Patrick O’Flynn was one of the early media forefathers (and proponents) of blue-collar conservatism, way back in the days when Notting Hill was regarded as the preferred venue of the Tory éminence grise – a little unlike Dudley, where Johnson was yesterday. So, he is someone worth reading up on or listening to.

However, his recent article for The Spectator entitled, ‘Starmer is stuffed, filled me with absolute horror, because his line of argument, if accepted, would instill a large dollop of complacency in every Conservative.

In O’Flynn’s view, Starmer’s history and background, his inability to develop blue-collar policy, the cultural wars and the Tories’ reputation for economic competency, means everything will be alright on the night.

If we, as Conservatives, believe the above to be true, that way disaster lies; not only will we lose our majority at worst, or have a hung parliament at best, but our historic red wall gains in the North will crumble away.

Let me set out a few reasons why:

First, Keir Starmer is radically de-Corbynising the Labour Party – almost by stealth and under the cover of coronavirus. Almost all the way through the Shadow frontbench, from PPS’ to the Shadow Cabinet, moderates are being promoted. If you look at the calibre of Labour MPs – like Shadow Business Minister, Lucy Powell, or Shadow Home Secretary, Nick Thomas Symonds – you know that the Labour leader is being serious when he wants to present an alternative Government. Meanwhile, the NEC and Labour General Secretary are passing into the hands of social democrats, rather than the far left.

Second, whilst Starmer may not have had his Clause IV with the sacking of Rebecca Long-Bailey, it is certainly a Clause 0.4. In one fell swoop, Starmer has shown the British public that he will not tolerate the anti-semitism that has so infected his party over the past few years – and given a pretty sure signal that he wants to enter the doors of 10 Downing Street.

The idea that the public will care about Starmer’s past record as Director of Public Prosecutions is as fanciful as voters being negatively influenced by Johnson going to Eton, or his early and controversial newspaper columns.

Third, never underestimate the power of Labour. Their message of helping the underdog and the poor is enduring, still popular and extremely potent. They are not going to sit back and let the Tories rule for eternity. The psephological evidence shows that public opinion is leaning closer and closer towards Starmer for Prime Minister.

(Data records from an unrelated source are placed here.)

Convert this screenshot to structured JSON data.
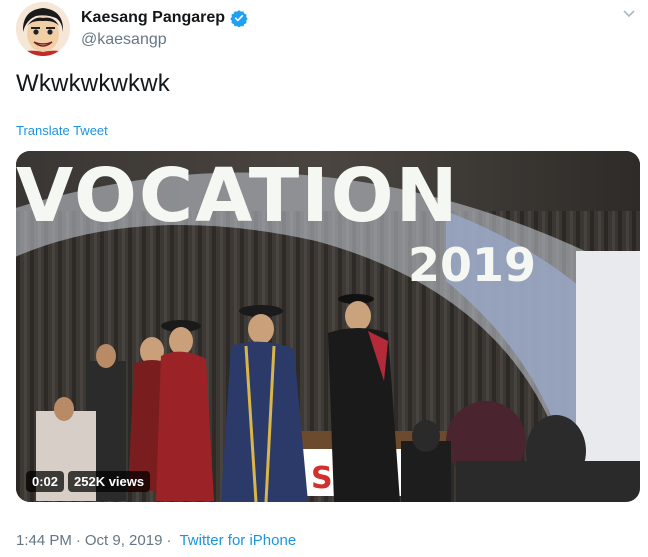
{
  "user": {
    "display_name": "Kaesang Pangarep",
    "handle": "@kaesangp",
    "avatar_icon": "cartoon-face-avatar",
    "verified_icon": "verified-badge-icon"
  },
  "tweet": {
    "text": "Wkwkwkwkwk",
    "translate_label": "Translate Tweet"
  },
  "video": {
    "banner_text": "VOCATION",
    "banner_year": "2019",
    "sign_text": "SUSS",
    "duration": "0:02",
    "views": "252K views"
  },
  "footer": {
    "time": "1:44 PM",
    "separator": "·",
    "date": "Oct 9, 2019",
    "source": "Twitter for iPhone"
  },
  "colors": {
    "link": "#1b95e0",
    "secondary_text": "#657786",
    "verified": "#1da1f2"
  }
}
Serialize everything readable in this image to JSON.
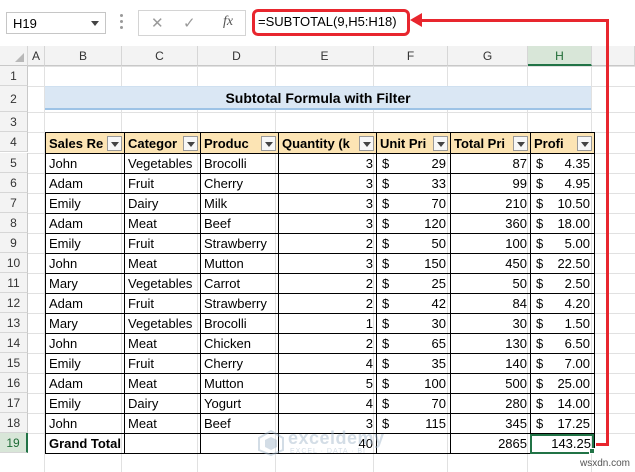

The latest Opinium poll shows that Starmer is preferred to lead the country by 37 per cent of voters, compared with 35 per cent who back Johnson. While the Conservatives remain four points ahead of their opposition on 43 per cent to Labour’s 39 per cent, the gap has closed from over 20 per cent in February and early March, when Jeremy Corbyn was leader. Scaling the Tory wall is far from insurmountable.

Fourth, on policy: Just because Starmer is a ‘metropolitan’ does not mean that his policies will be ‘metropolitan’, too. His Policy Chief is Claire Ainsley, who wrote an important book, The New Working Class: How to Win Hearts, Minds and Votes.

If her views, alongside those of a more communitarian nature as proposed by thoughtful Labour thinkers like John Cruddas, MP for Dagenham (with whom Johnson’s former Political Secretary, my colleague Danny Kruger, is collaborating on big society policy development), or Maurice Glasman, then they could actually have an exciting message to the public, winning minds as well as hearts.

If Tories are busy painting flags on planes, or building Royal Yachts, or shooting ourselves in the foot as we are wont to do on a regular basis – whether it be on free school meals or the NHS surcharge – and Labour are focusing on the cost of living, skills and genuinely affordable housing, I think it is pretty clear voters are going to be looking at the Labour offering, once again.

Having said that, if we come up with more of the blue-collar narrative, I set out in the first part of this article, alongside significant tax cuts for the lower paid, then perhaps O’Flynn could be on to something.

I just wish he wouldn’t say it, nor any other right-thinking individual. Conservatives have to take the next few years as if we have a majority of one, and remember that the political left want the Tories gone, and will stop at nothing to kick them out of Downing Street.